» **What is expected**: Would you mind restating all of the records word for word, skipping the pictures?

(Element data from apps and pages)
- - -
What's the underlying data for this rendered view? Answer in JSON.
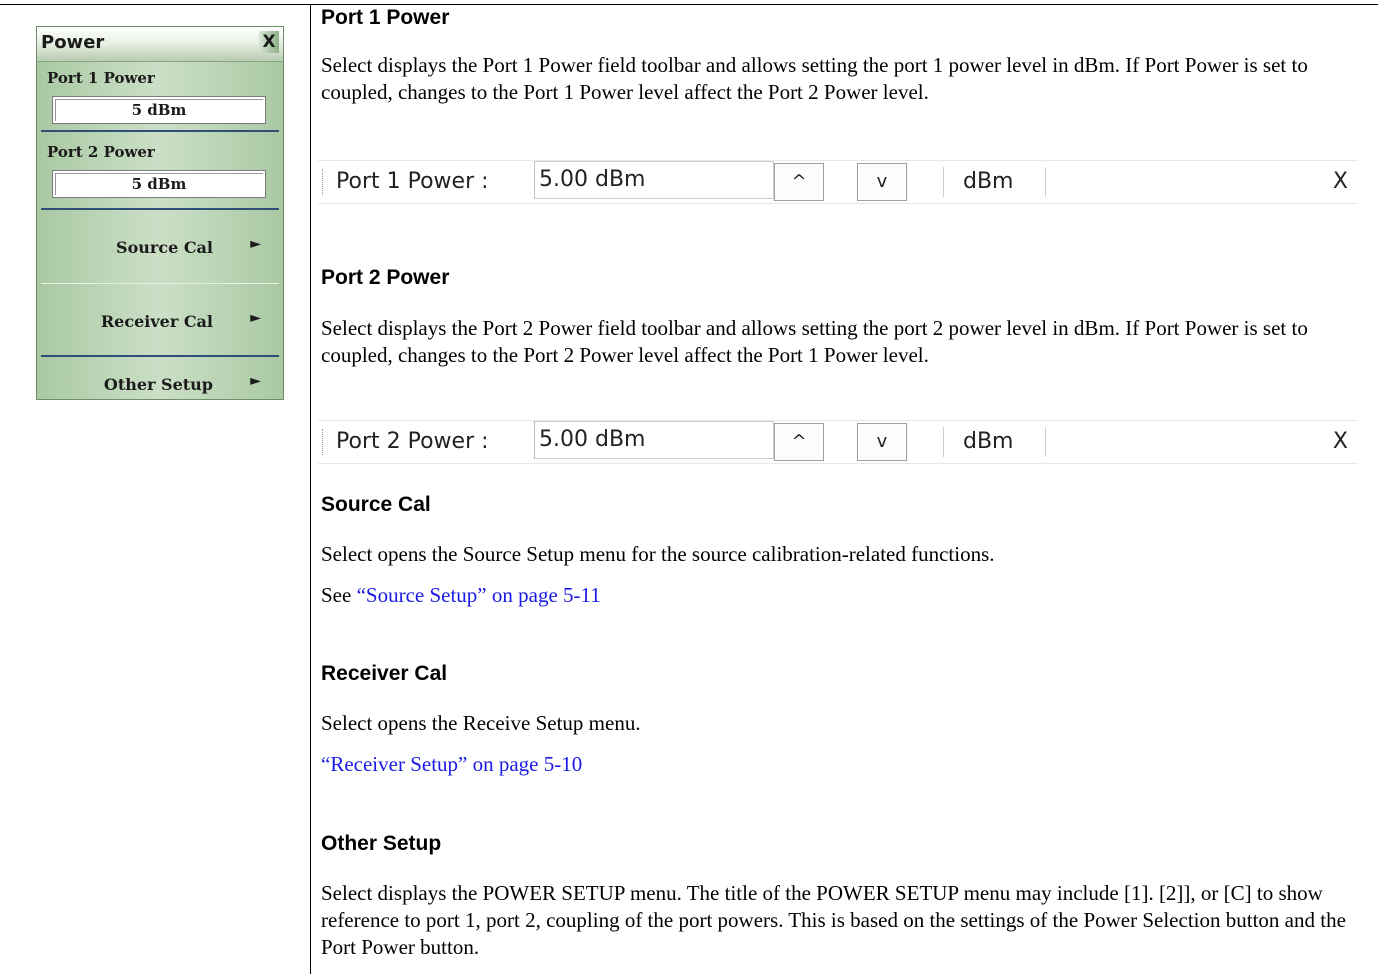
{
  "menu": {
    "title": "Power",
    "close": "X",
    "port1": {
      "label": "Port 1 Power",
      "value": "5  dBm"
    },
    "port2": {
      "label": "Port 2 Power",
      "value": "5  dBm"
    },
    "buttons": [
      {
        "label": "Source Cal",
        "arrow": "►"
      },
      {
        "label": "Receiver Cal",
        "arrow": "►"
      },
      {
        "label": "Other  Setup",
        "arrow": "►"
      }
    ]
  },
  "sections": {
    "port1": {
      "title": "Port 1 Power",
      "body": "Select displays the Port 1 Power field toolbar and allows setting the port 1 power level in dBm. If Port Power is set to coupled, changes to the Port 1 Power level affect the Port 2 Power level.",
      "toolbar": {
        "label": "Port 1 Power  :",
        "value": "5.00  dBm",
        "up": "^",
        "down": "v",
        "unit": "dBm",
        "close": "X"
      }
    },
    "port2": {
      "title": "Port 2 Power",
      "body": "Select displays the Port 2 Power field toolbar and allows setting the port 2 power level in dBm. If Port Power is set to coupled, changes to the Port 2 Power level affect the Port 1 Power level.",
      "toolbar": {
        "label": "Port 2 Power  :",
        "value": "5.00  dBm",
        "up": "^",
        "down": "v",
        "unit": "dBm",
        "close": "X"
      }
    },
    "source_cal": {
      "title": "Source Cal",
      "body": "Select opens the Source Setup menu for the source calibration-related functions.",
      "see_prefix": "See ",
      "link": "“Source Setup” on page 5-11"
    },
    "receiver_cal": {
      "title": "Receiver Cal",
      "body": "Select opens the Receive Setup menu.",
      "link": "“Receiver Setup” on page 5-10"
    },
    "other_setup": {
      "title": "Other Setup",
      "body": "Select displays the POWER SETUP menu. The title of the POWER SETUP menu may include [1]. [2]], or [C] to show reference to port 1, port 2, coupling of the port powers. This is based on the settings of the Power Selection button and the Port Power button."
    }
  }
}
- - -
» **The answer**:
What's the underlying data for this rendered view? Answer in JSON.
{
  "menu": {
    "title": "Power",
    "close": "X",
    "port1": {
      "label": "Port 1 Power",
      "value": "5  dBm"
    },
    "port2": {
      "label": "Port 2 Power",
      "value": "5  dBm"
    },
    "buttons": [
      {
        "label": "Source Cal",
        "arrow": "►"
      },
      {
        "label": "Receiver Cal",
        "arrow": "►"
      },
      {
        "label": "Other  Setup",
        "arrow": "►"
      }
    ]
  },
  "sections": {
    "port1": {
      "title": "Port 1 Power",
      "body": "Select displays the Port 1 Power field toolbar and allows setting the port 1 power level in dBm. If Port Power is set to coupled, changes to the Port 1 Power level affect the Port 2 Power level.",
      "toolbar": {
        "label": "Port 1 Power  :",
        "value": "5.00  dBm",
        "up": "^",
        "down": "v",
        "unit": "dBm",
        "close": "X"
      }
    },
    "port2": {
      "title": "Port 2 Power",
      "body": "Select displays the Port 2 Power field toolbar and allows setting the port 2 power level in dBm. If Port Power is set to coupled, changes to the Port 2 Power level affect the Port 1 Power level.",
      "toolbar": {
        "label": "Port 2 Power  :",
        "value": "5.00  dBm",
        "up": "^",
        "down": "v",
        "unit": "dBm",
        "close": "X"
      }
    },
    "source_cal": {
      "title": "Source Cal",
      "body": "Select opens the Source Setup menu for the source calibration-related functions.",
      "see_prefix": "See ",
      "link": "“Source Setup” on page 5-11"
    },
    "receiver_cal": {
      "title": "Receiver Cal",
      "body": "Select opens the Receive Setup menu.",
      "link": "“Receiver Setup” on page 5-10"
    },
    "other_setup": {
      "title": "Other Setup",
      "body": "Select displays the POWER SETUP menu. The title of the POWER SETUP menu may include [1]. [2]], or [C] to show reference to port 1, port 2, coupling of the port powers. This is based on the settings of the Power Selection button and the Port Power button."
    }
  }
}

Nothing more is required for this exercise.